As the caregiver, we need to be aware of triggers that cause us anxiety (or dysregulation) and have a plan for how we can manage them in times of uncertainty and added stress.
Some factors that may induce anxiety are not understanding how to use the necessary platforms for school, not feeling capable of helping your child with a certain subject, or struggling to keep your child on task. While no one is perfect and we’re bound to have moments of impatience or frustration, it’s important to remember that if we as caregivers are not regulated, we cannot expect our child to be either.
It is the little moments that allow us to connect with our child. When we allow ourselves to take a step back from our everyday duties as caregivers – which now boasts a teacher’s hat – we create space for those moments to happen. For a task-focused caregiver, it can be easy to look at your child’s to-do list for the day and want to cross everything off without fully embracing your child’s personality and capacity to do so.

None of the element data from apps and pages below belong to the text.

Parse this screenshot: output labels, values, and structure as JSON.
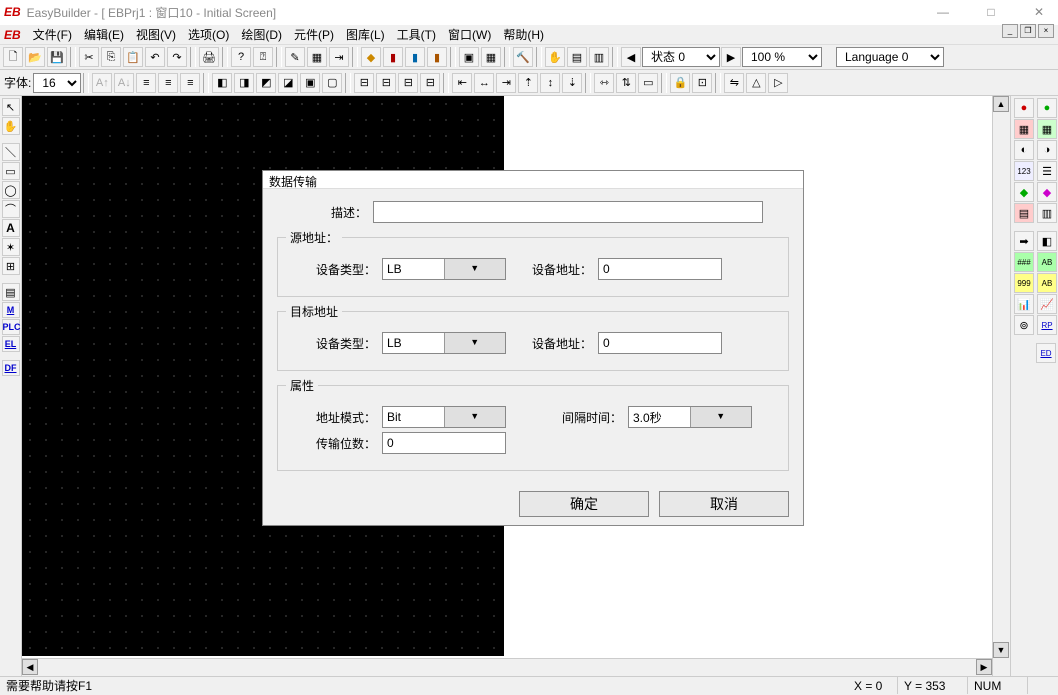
{
  "window": {
    "app_logo": "EB",
    "title": "EasyBuilder - [   EBPrj1  :  窗口10  -  Initial Screen]"
  },
  "menu": {
    "items": [
      "文件(F)",
      "编辑(E)",
      "视图(V)",
      "选项(O)",
      "绘图(D)",
      "元件(P)",
      "图库(L)",
      "工具(T)",
      "窗口(W)",
      "帮助(H)"
    ]
  },
  "toolbar_combos": {
    "state": "状态 0",
    "zoom": "100 %",
    "language": "Language 0"
  },
  "font_row": {
    "font_label": "字体:",
    "font_size": "16"
  },
  "left_tools": [
    "M",
    "PLC",
    "EL",
    "DF"
  ],
  "right_tools": [
    "RP",
    "ED"
  ],
  "dialog": {
    "title": "数据传输",
    "desc_label": "描述：",
    "desc_value": "",
    "src_group": "源地址：",
    "dst_group": "目标地址",
    "attr_group": "属性",
    "dev_type_label": "设备类型：",
    "dev_addr_label": "设备地址：",
    "src_dev_type": "LB",
    "src_dev_addr": "0",
    "dst_dev_type": "LB",
    "dst_dev_addr": "0",
    "addr_mode_label": "地址模式：",
    "addr_mode": "Bit",
    "interval_label": "间隔时间：",
    "interval": "3.0秒",
    "bits_label": "传输位数：",
    "bits_value": "0",
    "ok": "确定",
    "cancel": "取消"
  },
  "status": {
    "help": "需要帮助请按F1",
    "x": "X = 0",
    "y": "Y = 353",
    "num": "NUM"
  }
}
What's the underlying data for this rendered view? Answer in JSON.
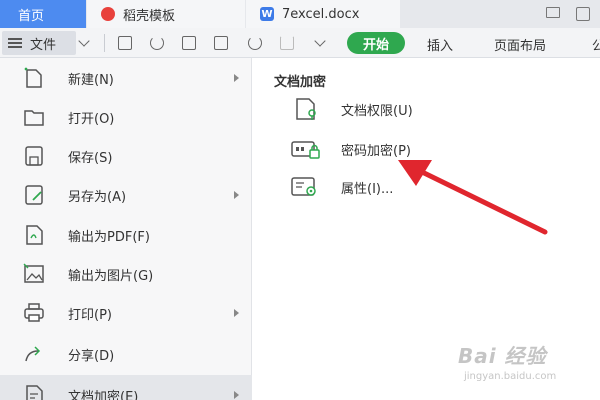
{
  "tabs": [
    {
      "label": "首页"
    },
    {
      "label": "稻壳模板"
    },
    {
      "label": "7excel.docx",
      "icon": "word-doc-icon"
    }
  ],
  "toolbar": {
    "file_label": "文件",
    "ribbon_tabs": [
      "开始",
      "插入",
      "页面布局",
      "公"
    ],
    "start_color": "#2fa84f"
  },
  "file_menu": {
    "items": [
      {
        "label": "新建(N)",
        "icon": "new-file-icon",
        "submenu": true
      },
      {
        "label": "打开(O)",
        "icon": "open-folder-icon",
        "submenu": false
      },
      {
        "label": "保存(S)",
        "icon": "save-icon",
        "submenu": false
      },
      {
        "label": "另存为(A)",
        "icon": "save-as-icon",
        "submenu": true
      },
      {
        "label": "输出为PDF(F)",
        "icon": "export-pdf-icon",
        "submenu": false
      },
      {
        "label": "输出为图片(G)",
        "icon": "export-image-icon",
        "submenu": false
      },
      {
        "label": "打印(P)",
        "icon": "print-icon",
        "submenu": true
      },
      {
        "label": "分享(D)",
        "icon": "share-icon",
        "submenu": false
      },
      {
        "label": "文档加密(E)",
        "icon": "document-encrypt-icon",
        "submenu": true,
        "active": true
      }
    ]
  },
  "submenu": {
    "title": "文档加密",
    "items": [
      {
        "label": "文档权限(U)",
        "icon": "document-permission-icon"
      },
      {
        "label": "密码加密(P)",
        "icon": "password-lock-icon"
      },
      {
        "label": "属性(I)...",
        "icon": "properties-icon"
      }
    ]
  },
  "annotation": {
    "color": "#e0262e",
    "icon": "red-arrow-pointer"
  },
  "watermark": {
    "main": "Bai 经验",
    "sub": "jingyan.baidu.com"
  }
}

Keeping connection with our children as the primary goal allows us to fill their physiological needs; this, in turn, paves the way for physical, cognitive, social and emotional development. If we neglect building attachment and connection with our children in this challenging season, we may impose unnecessary barriers to their education as well.
Here are a few simple tips to keep your distance learning days going well.
Start the morning off well
It can be tempting to allow alarm clocks to buzz your child awake, but taking a moment to gently wake up your child allows for connection at the start of the day. A good morning rub on the back with eye contact is one way to provide healthy physical touch. Children of all ages have a need for this type of human connection, yet they may not know how to ask for it. Important: Take into consideration any past physical trauma before using this technique.
During transition from one subject to the next, play your child’s favorite song (age-appropriate, of course). This allows for some cross-lateral body movement and proprioceptive input (sensations from joints, muscles and connective tissues that underlie body awareness). Overall, dancing makes for an energizing, much-needed break from sitting.
When your child is on task it can be tempting to keep going, but don’t put off snack time! Snacking every two hours allows for optimal fuel to tackle assignments and avoid fatigue. Be sure to include protein and limit the amount of sugar. Make an extra plate for yourself to enjoy alongside your child and let them share something they have learned.
Despite all the downsides of distance learning, we can choose to laugh. Our ability to look on the lighter side puts our child at ease and shows them that things will be okay. Make a practice of telling jokes during breaks and see who can come up with the best one. This creates an environment of teamwork; not to mention, laughter releases endorphins, the body’s natural feel-good chemical.
There are many challenges to navigate during distance learning, yet there is always an opportunity to find connection. It may not be easy, but it’s always worth it. If you are interested in learning more about connection and different strategies for distance learning, see the recommended resources below.
Social Emotional Support
Planning Your School Space